Aim of the task =>
From the entries below, copy every line holding the word "笛卡尔积测试结果为".

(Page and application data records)
++++

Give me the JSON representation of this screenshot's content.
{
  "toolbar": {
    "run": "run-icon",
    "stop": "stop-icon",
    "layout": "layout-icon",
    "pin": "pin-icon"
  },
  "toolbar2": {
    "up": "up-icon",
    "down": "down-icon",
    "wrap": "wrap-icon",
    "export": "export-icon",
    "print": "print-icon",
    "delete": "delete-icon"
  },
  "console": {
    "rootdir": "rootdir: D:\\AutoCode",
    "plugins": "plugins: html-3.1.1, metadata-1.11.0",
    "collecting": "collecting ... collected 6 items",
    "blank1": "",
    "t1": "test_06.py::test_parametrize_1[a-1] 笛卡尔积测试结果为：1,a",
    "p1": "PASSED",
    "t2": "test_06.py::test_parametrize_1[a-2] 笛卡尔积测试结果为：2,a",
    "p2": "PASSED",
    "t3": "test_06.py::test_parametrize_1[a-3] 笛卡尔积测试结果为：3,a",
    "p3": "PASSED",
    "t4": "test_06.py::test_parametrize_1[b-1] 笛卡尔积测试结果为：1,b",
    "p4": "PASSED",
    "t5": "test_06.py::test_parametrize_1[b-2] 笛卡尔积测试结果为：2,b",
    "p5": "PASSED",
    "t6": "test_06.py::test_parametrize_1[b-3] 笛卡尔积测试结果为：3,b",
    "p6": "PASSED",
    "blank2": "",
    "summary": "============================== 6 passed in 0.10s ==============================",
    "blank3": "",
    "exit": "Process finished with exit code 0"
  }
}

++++

Task result =>
    "t1": "test_06.py::test_parametrize_1[a-1] 笛卡尔积测试结果为：1,a",
    "t2": "test_06.py::test_parametrize_1[a-2] 笛卡尔积测试结果为：2,a",
    "t3": "test_06.py::test_parametrize_1[a-3] 笛卡尔积测试结果为：3,a",
    "t4": "test_06.py::test_parametrize_1[b-1] 笛卡尔积测试结果为：1,b",
    "t5": "test_06.py::test_parametrize_1[b-2] 笛卡尔积测试结果为：2,b",
    "t6": "test_06.py::test_parametrize_1[b-3] 笛卡尔积测试结果为：3,b",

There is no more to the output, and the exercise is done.